Do you have any career goals or accomplishments on your radar for the next five years? I am enjoying mentoring other PAs in the business, and would like to work towards an official managerial position instead of the undercover management role I am now working in. I would also like to earn some recognition by achieving PA awards.
What bit of insight would have been most helpful to you in the early stages of your career? Now that I am mentoring other PAs, I realise it would have been so helpful to have the support and advice of someone knowledgeable in the profession. That probably would have given me more focused direction in the early days.
Set achievable targets, and keep on top of your to do list
Your most effective time management strategy? Keep on top of your to do list, and make sure you are organised by prioritising your workload in your calendar. Be in control and set yourself achievable targets. Delegate more routine tasks if you are able to. This gives someone else a chance to learn the ropes and enables you to get on with your priorities. Last but not least, switch off email notifications to reduce distraction if you are working to a deadline.
Advice for a new mother working to the workplace? My girls are all grown up now, but I would advise a new mum to get herself online. There are lots of support groups out there for mums returning to work, as well as blogs, Twitter accounts, etc
Advice for new executives on how to best work with an assistant: Work as a team, and have a regular debrief. For me, the most important part of my working relationship with Phil is that we communicate well; he makes time for me and he has complete trust in me. We sit down once a week and go through the diary right to the end of the year. He keeps me fully briefed on upcoming events, changes, sensitive issues, his movements and times of pressure when he will need space and distance. This enables me to recognise when I need to keep his diary and his office door guarded, prioritising who or what gets his attention. He also allows me the opportunity to speak up about any concerns I have in the office that I think may have an impact on the business.
Support your assistant in her/his personal development. The assistant is the lynchpin keeping the office pumping at full speed, establishing and maintaining working relationships with staff at all levels and making things happen, so appreciate her/his talent, skills and competence. With support and the opportunity to advance their skills, assistants they can make your life easier by allowing you to achieve more with your time. Understand what matters to them and take an interest in their life outside of the office.
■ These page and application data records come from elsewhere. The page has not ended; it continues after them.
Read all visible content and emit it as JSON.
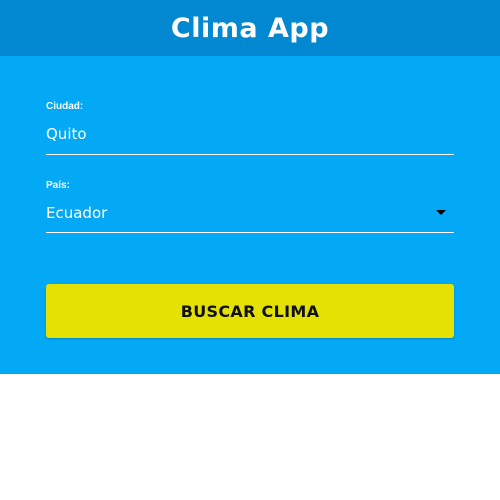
{
  "header": {
    "title": "Clima App",
    "background_color": "#0288d1"
  },
  "form": {
    "background_color": "#03a9f4",
    "city": {
      "label": "Ciudad:",
      "value": "Quito"
    },
    "country": {
      "label": "País:",
      "selected": "Ecuador",
      "icon": "dropdown-arrow-icon"
    },
    "submit": {
      "label": "BUSCAR CLIMA",
      "color": "#e4e105"
    }
  }
}
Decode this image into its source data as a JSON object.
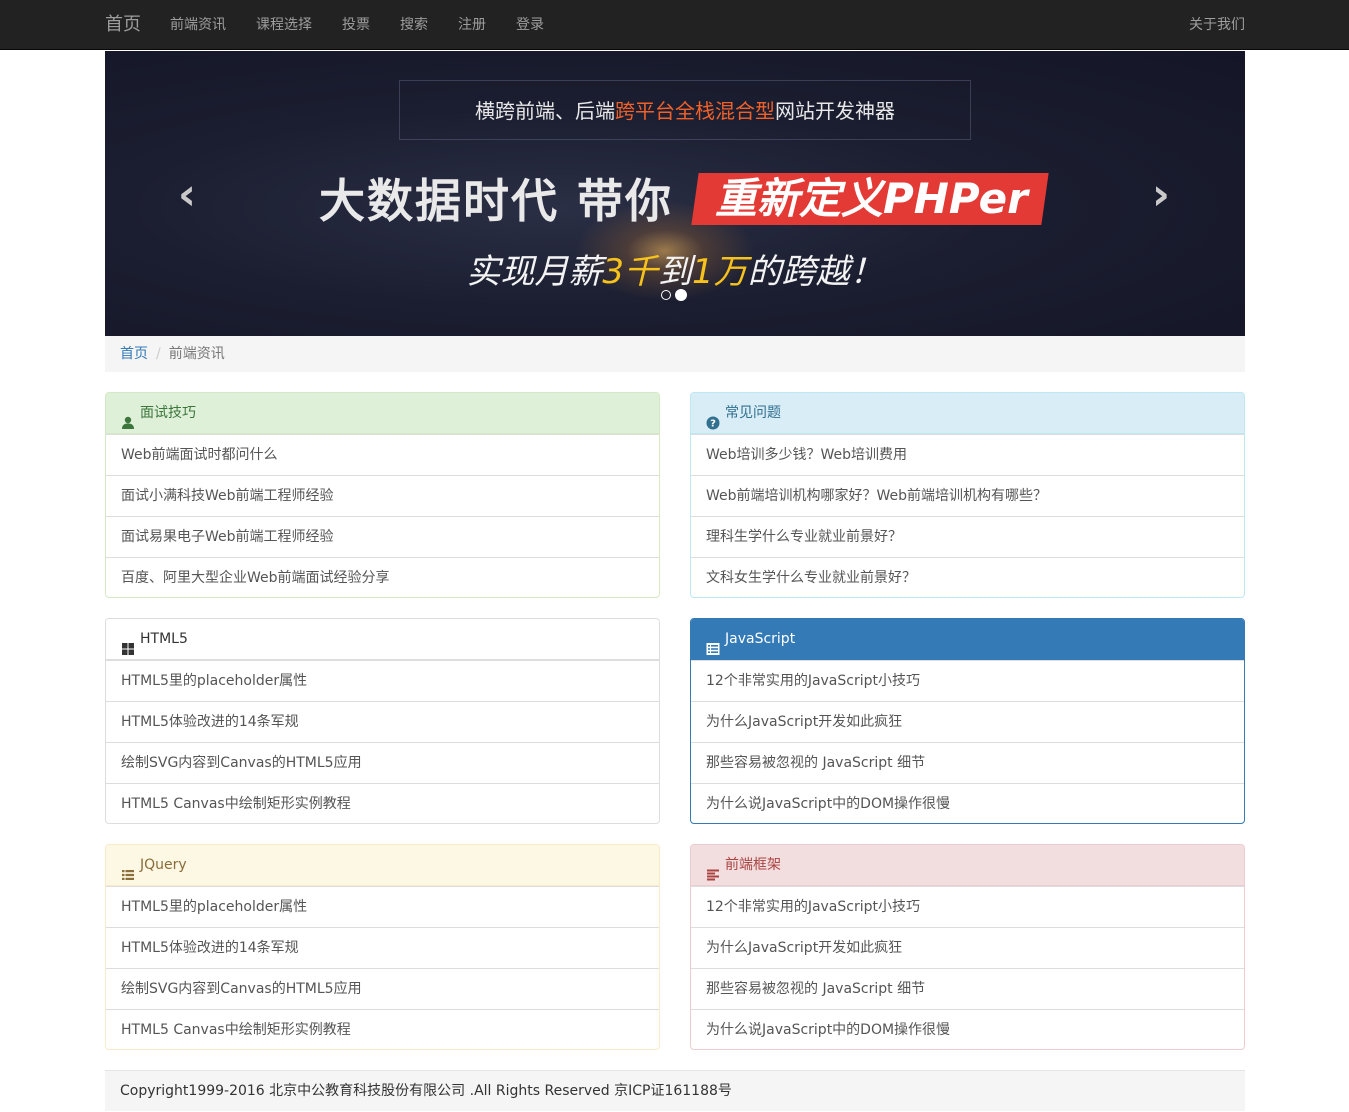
{
  "navbar": {
    "brand": "首页",
    "links": [
      "前端资讯",
      "课程选择",
      "投票",
      "搜索",
      "注册",
      "登录"
    ],
    "right": "关于我们"
  },
  "carousel": {
    "tagline_pre": "横跨前端、后端",
    "tagline_hl": "跨平台全栈混合型",
    "tagline_post": "网站开发神器",
    "headline_white": "大数据时代  带你",
    "headline_red": "重新定义PHPer",
    "sub_a": "实现月薪",
    "sub_b": "3千",
    "sub_c": "到",
    "sub_d": "1万",
    "sub_e": "的跨越！",
    "prev": "‹",
    "next": "›",
    "slide_count": 2,
    "active_slide": 2
  },
  "breadcrumb": {
    "home": "首页",
    "separator": "/",
    "current": "前端资讯"
  },
  "panels": {
    "interview": {
      "title": "面试技巧",
      "icon": "user-icon",
      "items": [
        "Web前端面试时都问什么",
        "面试小满科技Web前端工程师经验",
        "面试易果电子Web前端工程师经验",
        "百度、阿里大型企业Web前端面试经验分享"
      ]
    },
    "faq": {
      "title": "常见问题",
      "icon": "question-circle-icon",
      "items": [
        "Web培训多少钱？Web培训费用",
        "Web前端培训机构哪家好？Web前端培训机构有哪些？",
        "理科生学什么专业就业前景好？",
        "文科女生学什么专业就业前景好？"
      ]
    },
    "html5": {
      "title": "HTML5",
      "icon": "th-large-icon",
      "items": [
        "HTML5里的placeholder属性",
        "HTML5体验改进的14条军规",
        "绘制SVG内容到Canvas的HTML5应用",
        "HTML5 Canvas中绘制矩形实例教程"
      ]
    },
    "javascript": {
      "title": "JavaScript",
      "icon": "list-alt-icon",
      "items": [
        "12个非常实用的JavaScript小技巧",
        "为什么JavaScript开发如此疯狂",
        "那些容易被忽视的 JavaScript 细节",
        "为什么说JavaScript中的DOM操作很慢"
      ]
    },
    "jquery": {
      "title": "JQuery",
      "icon": "list-icon",
      "items": [
        "HTML5里的placeholder属性",
        "HTML5体验改进的14条军规",
        "绘制SVG内容到Canvas的HTML5应用",
        "HTML5 Canvas中绘制矩形实例教程"
      ]
    },
    "frameworks": {
      "title": "前端框架",
      "icon": "align-left-icon",
      "items": [
        "12个非常实用的JavaScript小技巧",
        "为什么JavaScript开发如此疯狂",
        "那些容易被忽视的 JavaScript 细节",
        "为什么说JavaScript中的DOM操作很慢"
      ]
    }
  },
  "footer": {
    "text": "Copyright1999-2016 北京中公教育科技股份有限公司 .All Rights Reserved 京ICP证161188号"
  },
  "colors": {
    "navbar_bg": "#222222",
    "link_blue": "#337ab7",
    "banner_red": "#e43a35",
    "banner_yellow": "#f7c21c",
    "banner_orange": "#f0612a"
  }
}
With the advice and support of a mentor, create a strategy for your development
For those interested in promotion: Find yourself a mentor. Having the right people to advise and support you should be part of your development strategy.
Never stay in a role where you can’t be heard, contribute or learn.
Go to office* Show and PA networking events; there are a huge amount of low cost or free training opportunities delivered by some really inspirational people. Get out there, and network online and in-person. I feel my career has grown and opportunities have come about just by being connected with people I met at networking events. Continue to invest in your personal development to open doors to broader responsibilities.
… and now, a note from Shelagh. Readers not familiar with some of the people and resources Debbie referenced may be interested in checking the following links. For a list of resources recommended by our readers, click here.
- Heels of Steel: Surviving & Thriving in the Corporate World – Vanessa Vallely
- office* show
- Pearls of Wisdom – Lindsay Taylor
- Practically Perfect PA – Nicky Christmas
- The Definitive Executive Assistant and Managerial Handbook: A Professional Guide to Leadership for all PAs, Senior Secretaries, Office Managers and Executive Assistants – Sue France